EXERCISE INPUT →
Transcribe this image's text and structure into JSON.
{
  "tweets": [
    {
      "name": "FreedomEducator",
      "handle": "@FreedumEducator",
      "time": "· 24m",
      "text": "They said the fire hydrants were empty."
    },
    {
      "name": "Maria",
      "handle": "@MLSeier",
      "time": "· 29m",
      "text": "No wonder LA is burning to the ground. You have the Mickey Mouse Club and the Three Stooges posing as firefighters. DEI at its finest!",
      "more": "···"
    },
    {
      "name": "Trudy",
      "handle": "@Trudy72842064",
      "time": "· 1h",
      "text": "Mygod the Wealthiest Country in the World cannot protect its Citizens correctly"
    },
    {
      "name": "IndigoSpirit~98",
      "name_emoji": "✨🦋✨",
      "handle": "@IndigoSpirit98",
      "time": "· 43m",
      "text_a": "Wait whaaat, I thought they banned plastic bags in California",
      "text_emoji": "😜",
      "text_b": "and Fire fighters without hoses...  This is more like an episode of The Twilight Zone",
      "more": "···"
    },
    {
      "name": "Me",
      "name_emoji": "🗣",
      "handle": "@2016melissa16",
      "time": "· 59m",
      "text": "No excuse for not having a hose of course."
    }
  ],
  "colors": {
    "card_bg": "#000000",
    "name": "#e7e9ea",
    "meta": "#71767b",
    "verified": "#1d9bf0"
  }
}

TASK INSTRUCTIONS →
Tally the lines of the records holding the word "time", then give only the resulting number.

EXPECTED ANSWER →
5